** Recorded data follows **

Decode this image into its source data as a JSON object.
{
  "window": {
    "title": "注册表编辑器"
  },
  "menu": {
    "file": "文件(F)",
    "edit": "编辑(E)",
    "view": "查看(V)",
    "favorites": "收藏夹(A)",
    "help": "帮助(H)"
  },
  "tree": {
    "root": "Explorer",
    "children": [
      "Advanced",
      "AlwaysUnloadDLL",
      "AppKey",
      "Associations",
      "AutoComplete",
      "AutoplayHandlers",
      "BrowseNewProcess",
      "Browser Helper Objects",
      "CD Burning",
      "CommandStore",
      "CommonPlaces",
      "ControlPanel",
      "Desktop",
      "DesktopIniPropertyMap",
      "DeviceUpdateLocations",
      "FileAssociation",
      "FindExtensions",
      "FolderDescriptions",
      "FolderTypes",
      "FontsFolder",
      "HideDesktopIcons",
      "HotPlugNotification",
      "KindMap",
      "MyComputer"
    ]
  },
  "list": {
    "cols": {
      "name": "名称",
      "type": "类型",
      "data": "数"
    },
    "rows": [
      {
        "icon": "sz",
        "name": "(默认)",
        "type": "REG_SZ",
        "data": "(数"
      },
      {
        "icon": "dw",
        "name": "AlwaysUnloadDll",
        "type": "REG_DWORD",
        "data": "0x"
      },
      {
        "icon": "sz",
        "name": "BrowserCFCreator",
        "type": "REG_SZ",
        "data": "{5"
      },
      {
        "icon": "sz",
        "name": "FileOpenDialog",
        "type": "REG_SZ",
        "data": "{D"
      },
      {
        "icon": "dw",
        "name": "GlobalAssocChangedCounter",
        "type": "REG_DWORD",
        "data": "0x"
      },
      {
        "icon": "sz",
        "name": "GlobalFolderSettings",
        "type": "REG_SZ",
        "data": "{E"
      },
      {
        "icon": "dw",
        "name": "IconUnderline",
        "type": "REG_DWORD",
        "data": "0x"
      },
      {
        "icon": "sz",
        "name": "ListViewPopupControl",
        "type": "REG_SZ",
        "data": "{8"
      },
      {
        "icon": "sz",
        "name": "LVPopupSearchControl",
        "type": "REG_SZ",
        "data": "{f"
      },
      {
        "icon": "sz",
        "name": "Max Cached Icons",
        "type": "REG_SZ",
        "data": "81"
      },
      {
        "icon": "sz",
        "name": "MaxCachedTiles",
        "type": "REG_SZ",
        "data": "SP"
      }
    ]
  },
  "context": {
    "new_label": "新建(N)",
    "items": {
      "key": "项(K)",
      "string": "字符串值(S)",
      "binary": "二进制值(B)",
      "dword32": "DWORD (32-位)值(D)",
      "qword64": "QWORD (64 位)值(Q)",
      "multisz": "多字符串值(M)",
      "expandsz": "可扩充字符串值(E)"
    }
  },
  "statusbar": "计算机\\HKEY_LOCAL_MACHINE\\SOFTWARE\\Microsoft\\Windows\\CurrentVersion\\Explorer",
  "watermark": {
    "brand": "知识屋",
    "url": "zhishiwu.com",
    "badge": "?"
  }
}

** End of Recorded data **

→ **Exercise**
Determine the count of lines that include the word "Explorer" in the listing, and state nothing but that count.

→ **Solution for this problem**
2